Earlier this year, the monitor, Ellen Zimiles of Navigant Consulting, identified lapses in the bank's compliance related to a software program that was not flagging transactions from risky parts of the world for further review.
Ms Zimiles's contract is expected to be renewed for two years as part of the new settlement, the person said. Standard Chartered said in an Aug 6 statement that it anticipated the monitor's term to be extended as part of any deal.
Caitlin Ferrell, a spokeswoman for Mr Lawsky's office, and Standard Chartered's Julie Gibson declined to comment.
Details about the settlement amount and the timing were reported by the Financial Times.
In the past few months, American regulators and prosecutors have forced some of the world's largest banks to pay massive fines for everything from breaching US sanctions to alleged mortgage abuse and illegal tax schemes.
Now, the question is what the US is going to do with all the cash. In some places - particularly New York state - that is leading to ugly wrangling over how to spend it.
A feud developed between New York attorney general Eric Schneiderman and the state's Governor, Andrew Cuomo, over last year's US$13 billion mortgage-related settlement against JPMorgan.

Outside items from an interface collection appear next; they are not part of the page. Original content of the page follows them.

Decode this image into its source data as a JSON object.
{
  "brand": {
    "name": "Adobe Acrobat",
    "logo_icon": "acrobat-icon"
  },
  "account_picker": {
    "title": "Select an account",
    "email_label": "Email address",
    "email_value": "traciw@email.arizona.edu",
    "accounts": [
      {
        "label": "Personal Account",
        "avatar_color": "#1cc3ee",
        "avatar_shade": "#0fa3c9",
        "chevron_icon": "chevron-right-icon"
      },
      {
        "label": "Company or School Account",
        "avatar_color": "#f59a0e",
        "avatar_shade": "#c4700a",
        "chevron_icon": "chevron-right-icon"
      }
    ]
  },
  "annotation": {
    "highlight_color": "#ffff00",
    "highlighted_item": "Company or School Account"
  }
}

Some of the US$18.5 billion in penalties US authorities have levied on banks since May was already earmarked in settlement papers for specific purposes, such as principal forgiveness on struggling homeowners' mortgages. - Bloomberg